Various Motion Sensors (~310 Mhz - 350 MHz) (eg: PIR1 [link no longer available], PIR2 [link no longer available])
Keypads [link no longer available] (344.94 MHz)
Door and Window Sensors [link no longer available] (315.0 MHz)
Indeed, even 'proprietary' systems sold to major alarm companies carry public FCC filings, like this ADT keypad [link no longer available] and the entire wireless 2GIG catalog [link no longer available].
A quick search of most major alarm companies return records, including
Sensormatic [link no longer available] (~550.0 MHz - 927.25 MHz)
See the full list of companies [link no longer available] with FCC applications on file here.
To exploit this weakness, the main challenge is knowing which system / transceiver the site being targeted uses. This would be easiest for inside jobs, but possibly quite hard going after a facility one has never been in. In any case, prominently displaying window stickers or yard signs could actually assist a hacker into zeroing in on a specific range of frequencies:
Software Defined Radio
The equipment needed to search out, monitor, and jam these frequencies are commonly classified as 'SDRs' or 'Software Defined Radios [link no longer available]' and are widely available. The primary function of these devices is to scan a range of radio bandwidth for activity on known frequencies. Using USB connected scanner cards and laptops, an entire spectrum of wireless traffic is visable:
The specific type of SDR demoed in the Defcon hack is profiled in the video clip below:
Once wireless alarm activity is observed, exploiting it is straightforward. For example, this Vivint Motion Detector [link no longer available] is shown to operate at 345.0 MHz. Disrupting normal communication with the wireless control panel requires overpowering or jamming alarm signal from that sensor using the same setup.
Overcoming Anti-Jam Protection
Some alarm systems are equipped with anti-jamming features that monitor for this tactic. The cyber-researchers found that if the jamming is turned off for a fraction of a second, and right back on that it would still stop the system from triggering its anti-jam alert while still blocking real alerts from being sent when an intrusion occurs. In general, panel RF Jamming features must be enabled by the installer.
For example, the researchers defeated Honeywell's protection by running a jam for 20 seconds, turning it off for one second, then rerunning the jamming routine. (See Defcon Whitepaper Section 4.3.2 [link no longer available]) This process effectively defeated the panel's anti-jamming protection. Another exploit for 2GIG/Vivint panels modified the process by turning the jam on for 50 seconds, but turning it off for 0.2 seconds.
The specific parameters of an anti-jam process vary according to panel type, but researchers found the protection could be defeated with trial and error in test systems.
Not a Cheap Hack
The equipment cyber-researchers used to pull off the exploits are quite expensive. The pricing for the requisite SDR with ample power ranges between $1000 and $4000 USD, and require a high level of technical experience to deploy effectively.

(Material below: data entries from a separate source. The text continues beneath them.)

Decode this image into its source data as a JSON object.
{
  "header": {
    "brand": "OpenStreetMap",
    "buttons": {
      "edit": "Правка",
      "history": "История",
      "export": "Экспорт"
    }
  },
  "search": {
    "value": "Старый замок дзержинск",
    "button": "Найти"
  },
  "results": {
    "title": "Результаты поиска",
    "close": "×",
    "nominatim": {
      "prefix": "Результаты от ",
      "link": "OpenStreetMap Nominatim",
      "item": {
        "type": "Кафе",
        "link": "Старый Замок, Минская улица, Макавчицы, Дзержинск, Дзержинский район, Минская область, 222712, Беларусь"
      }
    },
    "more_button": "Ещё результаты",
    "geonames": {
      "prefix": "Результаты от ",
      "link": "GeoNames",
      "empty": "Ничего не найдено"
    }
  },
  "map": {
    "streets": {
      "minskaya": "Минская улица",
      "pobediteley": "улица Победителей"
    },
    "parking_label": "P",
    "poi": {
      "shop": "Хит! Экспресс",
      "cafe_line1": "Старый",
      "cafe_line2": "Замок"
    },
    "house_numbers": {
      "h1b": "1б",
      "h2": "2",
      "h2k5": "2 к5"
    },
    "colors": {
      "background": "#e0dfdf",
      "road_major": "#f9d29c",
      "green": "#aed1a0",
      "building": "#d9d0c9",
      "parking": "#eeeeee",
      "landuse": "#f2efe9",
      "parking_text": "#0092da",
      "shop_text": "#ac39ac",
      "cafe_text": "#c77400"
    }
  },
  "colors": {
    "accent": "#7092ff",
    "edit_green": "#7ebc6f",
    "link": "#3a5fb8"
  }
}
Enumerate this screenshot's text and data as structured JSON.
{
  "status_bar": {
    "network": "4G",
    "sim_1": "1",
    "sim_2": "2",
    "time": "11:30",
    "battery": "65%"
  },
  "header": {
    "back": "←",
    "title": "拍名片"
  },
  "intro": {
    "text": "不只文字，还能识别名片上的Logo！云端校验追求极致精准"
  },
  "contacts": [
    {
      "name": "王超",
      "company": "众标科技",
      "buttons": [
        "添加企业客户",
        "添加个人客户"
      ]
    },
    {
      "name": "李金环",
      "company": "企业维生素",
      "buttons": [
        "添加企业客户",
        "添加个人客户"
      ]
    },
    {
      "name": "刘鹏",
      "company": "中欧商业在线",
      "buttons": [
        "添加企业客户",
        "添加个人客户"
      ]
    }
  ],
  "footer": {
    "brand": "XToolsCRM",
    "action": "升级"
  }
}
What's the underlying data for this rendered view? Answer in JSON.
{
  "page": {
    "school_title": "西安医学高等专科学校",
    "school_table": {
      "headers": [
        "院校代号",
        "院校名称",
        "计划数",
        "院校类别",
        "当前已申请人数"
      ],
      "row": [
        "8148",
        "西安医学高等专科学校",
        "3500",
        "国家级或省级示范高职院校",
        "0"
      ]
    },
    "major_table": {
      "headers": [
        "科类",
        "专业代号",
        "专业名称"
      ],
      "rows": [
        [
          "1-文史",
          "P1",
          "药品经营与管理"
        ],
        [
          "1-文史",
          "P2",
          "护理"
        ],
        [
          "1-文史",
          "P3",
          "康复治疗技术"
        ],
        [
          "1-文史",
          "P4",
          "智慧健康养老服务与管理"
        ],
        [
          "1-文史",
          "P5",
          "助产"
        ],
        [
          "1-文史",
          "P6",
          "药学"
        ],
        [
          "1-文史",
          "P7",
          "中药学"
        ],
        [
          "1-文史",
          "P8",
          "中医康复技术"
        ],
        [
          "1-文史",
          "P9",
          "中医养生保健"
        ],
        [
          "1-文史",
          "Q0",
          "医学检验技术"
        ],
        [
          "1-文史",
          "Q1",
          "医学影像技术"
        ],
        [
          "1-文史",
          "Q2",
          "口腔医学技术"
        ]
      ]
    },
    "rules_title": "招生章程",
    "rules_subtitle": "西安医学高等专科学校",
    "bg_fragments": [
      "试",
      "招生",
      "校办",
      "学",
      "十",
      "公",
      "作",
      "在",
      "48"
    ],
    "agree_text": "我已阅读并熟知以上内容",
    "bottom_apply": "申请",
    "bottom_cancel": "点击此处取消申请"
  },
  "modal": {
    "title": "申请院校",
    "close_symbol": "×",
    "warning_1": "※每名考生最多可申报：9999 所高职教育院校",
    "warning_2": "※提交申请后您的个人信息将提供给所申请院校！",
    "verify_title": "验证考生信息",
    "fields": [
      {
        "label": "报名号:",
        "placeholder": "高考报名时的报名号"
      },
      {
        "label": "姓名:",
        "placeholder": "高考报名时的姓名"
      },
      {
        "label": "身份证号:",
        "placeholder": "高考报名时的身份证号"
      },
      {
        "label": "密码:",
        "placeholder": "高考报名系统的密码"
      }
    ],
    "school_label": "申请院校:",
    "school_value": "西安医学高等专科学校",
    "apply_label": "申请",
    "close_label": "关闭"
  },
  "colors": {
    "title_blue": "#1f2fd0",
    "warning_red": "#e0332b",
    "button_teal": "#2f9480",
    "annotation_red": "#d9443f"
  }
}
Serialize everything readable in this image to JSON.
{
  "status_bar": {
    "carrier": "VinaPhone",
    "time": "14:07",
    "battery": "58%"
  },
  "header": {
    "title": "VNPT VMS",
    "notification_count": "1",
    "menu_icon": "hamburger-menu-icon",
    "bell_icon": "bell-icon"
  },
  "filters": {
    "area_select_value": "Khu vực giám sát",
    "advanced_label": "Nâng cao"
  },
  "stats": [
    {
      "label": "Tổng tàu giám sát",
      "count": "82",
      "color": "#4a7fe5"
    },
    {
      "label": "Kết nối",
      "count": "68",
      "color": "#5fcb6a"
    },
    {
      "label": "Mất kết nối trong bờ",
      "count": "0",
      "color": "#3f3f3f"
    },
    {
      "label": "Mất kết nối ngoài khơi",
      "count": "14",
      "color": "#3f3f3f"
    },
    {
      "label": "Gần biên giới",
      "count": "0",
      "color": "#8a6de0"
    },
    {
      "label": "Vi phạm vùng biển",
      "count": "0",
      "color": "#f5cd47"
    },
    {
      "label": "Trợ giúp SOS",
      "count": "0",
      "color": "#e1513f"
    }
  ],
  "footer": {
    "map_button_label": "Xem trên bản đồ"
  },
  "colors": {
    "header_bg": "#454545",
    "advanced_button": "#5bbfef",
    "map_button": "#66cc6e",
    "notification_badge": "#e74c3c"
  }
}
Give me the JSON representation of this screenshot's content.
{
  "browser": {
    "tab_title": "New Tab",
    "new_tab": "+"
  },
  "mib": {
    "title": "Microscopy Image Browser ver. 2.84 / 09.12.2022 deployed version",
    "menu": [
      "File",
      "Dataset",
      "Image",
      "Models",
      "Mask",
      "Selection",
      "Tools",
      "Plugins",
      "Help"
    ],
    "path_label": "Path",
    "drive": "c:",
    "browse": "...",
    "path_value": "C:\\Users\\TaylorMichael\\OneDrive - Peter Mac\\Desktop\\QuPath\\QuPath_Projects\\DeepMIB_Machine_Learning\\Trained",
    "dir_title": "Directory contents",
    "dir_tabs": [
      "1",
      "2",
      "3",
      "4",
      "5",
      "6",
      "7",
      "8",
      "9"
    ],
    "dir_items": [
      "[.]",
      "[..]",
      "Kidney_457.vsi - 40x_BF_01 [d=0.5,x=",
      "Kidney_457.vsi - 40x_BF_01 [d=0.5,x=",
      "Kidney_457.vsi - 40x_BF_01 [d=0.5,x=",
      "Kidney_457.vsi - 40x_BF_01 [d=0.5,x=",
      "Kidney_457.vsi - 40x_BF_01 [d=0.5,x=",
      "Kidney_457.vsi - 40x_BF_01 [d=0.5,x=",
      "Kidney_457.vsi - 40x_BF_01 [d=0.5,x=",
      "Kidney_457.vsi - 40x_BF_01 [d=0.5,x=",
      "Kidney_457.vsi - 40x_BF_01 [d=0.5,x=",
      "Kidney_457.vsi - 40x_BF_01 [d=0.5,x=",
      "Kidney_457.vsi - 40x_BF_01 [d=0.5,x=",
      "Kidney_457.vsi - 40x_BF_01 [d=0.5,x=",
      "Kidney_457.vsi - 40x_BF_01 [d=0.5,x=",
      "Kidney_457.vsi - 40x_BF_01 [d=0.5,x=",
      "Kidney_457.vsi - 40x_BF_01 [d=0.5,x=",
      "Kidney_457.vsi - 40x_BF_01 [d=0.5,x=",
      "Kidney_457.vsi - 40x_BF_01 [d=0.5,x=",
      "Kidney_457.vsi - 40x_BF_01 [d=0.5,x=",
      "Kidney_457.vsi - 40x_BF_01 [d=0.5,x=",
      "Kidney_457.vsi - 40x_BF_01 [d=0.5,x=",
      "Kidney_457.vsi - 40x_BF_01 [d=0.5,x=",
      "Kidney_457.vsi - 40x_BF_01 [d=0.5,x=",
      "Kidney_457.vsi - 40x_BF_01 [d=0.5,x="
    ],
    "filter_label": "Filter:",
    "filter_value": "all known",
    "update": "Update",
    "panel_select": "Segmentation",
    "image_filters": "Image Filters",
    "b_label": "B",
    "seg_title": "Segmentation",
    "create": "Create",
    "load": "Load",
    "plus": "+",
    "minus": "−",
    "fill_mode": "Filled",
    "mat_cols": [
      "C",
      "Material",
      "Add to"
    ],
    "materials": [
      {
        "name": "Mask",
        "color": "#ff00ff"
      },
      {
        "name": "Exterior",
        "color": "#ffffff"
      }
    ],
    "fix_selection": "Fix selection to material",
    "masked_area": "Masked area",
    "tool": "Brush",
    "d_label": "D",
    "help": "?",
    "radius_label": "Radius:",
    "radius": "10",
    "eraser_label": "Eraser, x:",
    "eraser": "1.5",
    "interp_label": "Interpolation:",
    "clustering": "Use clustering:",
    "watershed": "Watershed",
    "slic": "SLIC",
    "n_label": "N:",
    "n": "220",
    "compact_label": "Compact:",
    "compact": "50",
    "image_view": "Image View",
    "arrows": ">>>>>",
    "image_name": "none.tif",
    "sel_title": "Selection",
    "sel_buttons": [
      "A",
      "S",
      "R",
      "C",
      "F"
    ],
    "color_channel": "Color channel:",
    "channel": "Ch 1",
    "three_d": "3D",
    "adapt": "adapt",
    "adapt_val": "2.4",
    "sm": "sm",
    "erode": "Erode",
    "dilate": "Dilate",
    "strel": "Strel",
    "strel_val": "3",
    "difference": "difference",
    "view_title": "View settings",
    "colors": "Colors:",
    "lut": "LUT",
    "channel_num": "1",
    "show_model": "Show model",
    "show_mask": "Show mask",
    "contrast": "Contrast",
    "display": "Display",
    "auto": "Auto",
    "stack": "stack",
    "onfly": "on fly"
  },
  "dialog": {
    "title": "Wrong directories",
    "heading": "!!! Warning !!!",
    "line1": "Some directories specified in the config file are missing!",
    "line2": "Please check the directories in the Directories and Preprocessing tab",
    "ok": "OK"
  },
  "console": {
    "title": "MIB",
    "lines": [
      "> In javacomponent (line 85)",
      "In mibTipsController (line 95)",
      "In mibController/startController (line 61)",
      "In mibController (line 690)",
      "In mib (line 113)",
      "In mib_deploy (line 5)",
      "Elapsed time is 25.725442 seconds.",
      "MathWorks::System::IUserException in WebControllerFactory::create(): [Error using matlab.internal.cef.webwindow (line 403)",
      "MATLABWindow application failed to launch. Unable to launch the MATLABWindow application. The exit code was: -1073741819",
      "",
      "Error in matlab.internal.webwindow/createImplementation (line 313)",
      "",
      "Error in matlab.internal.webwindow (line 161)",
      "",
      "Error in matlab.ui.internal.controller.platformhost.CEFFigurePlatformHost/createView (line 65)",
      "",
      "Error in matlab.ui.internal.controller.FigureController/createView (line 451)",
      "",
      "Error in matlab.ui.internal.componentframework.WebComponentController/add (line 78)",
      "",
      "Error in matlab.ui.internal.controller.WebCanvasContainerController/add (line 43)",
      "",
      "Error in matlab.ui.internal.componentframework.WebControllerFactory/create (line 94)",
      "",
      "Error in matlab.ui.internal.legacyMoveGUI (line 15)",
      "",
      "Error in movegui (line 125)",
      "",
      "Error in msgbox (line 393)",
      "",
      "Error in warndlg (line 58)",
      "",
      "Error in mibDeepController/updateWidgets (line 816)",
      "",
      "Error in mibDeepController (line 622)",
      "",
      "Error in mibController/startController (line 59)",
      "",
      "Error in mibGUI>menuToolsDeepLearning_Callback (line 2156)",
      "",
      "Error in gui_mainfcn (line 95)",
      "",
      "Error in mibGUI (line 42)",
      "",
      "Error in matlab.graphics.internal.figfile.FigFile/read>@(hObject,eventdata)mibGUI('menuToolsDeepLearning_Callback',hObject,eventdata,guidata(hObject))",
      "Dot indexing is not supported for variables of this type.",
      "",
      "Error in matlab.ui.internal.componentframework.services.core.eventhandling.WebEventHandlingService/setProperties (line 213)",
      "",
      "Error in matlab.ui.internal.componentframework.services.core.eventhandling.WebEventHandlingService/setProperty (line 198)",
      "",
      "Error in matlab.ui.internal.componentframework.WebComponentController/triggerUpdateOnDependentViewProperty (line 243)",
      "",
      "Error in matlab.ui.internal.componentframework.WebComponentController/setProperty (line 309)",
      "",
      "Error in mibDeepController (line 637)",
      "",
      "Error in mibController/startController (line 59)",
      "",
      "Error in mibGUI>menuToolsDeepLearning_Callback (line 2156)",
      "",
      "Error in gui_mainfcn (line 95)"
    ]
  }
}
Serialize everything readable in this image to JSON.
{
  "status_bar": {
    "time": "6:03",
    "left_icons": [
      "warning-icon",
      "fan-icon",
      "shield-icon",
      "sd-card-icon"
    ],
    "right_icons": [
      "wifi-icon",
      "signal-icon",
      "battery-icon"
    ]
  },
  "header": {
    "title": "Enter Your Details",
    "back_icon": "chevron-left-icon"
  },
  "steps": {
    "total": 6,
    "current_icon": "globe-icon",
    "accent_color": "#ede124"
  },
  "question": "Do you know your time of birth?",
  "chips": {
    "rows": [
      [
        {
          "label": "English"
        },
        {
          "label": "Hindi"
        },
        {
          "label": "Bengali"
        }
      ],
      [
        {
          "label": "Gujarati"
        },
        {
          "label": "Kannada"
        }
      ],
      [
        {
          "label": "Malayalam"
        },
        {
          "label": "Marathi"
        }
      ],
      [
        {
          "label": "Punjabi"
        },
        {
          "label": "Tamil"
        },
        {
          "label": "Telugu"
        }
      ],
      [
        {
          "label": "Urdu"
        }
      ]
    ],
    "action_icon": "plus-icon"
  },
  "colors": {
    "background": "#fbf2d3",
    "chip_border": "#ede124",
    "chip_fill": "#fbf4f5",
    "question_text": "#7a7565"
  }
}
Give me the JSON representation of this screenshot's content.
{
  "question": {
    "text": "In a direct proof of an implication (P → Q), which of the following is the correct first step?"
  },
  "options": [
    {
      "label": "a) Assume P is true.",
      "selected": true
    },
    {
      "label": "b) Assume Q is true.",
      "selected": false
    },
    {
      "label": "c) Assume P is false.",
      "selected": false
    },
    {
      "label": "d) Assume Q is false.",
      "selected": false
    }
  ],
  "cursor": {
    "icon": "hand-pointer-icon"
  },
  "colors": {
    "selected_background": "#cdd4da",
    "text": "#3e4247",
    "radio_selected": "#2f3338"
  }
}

The Defcon researcher reported his setup cost more than $2000, a cost that will certainly be out of reach or tolerance for many 'smash & grab' criminals.
While SDRs are easy to get and inexpensively available online, like this $15 example from Amazon, their effectiveness has not been evaluated. The whitepaper only reflects results achieved by using moderately expensive, professional gear.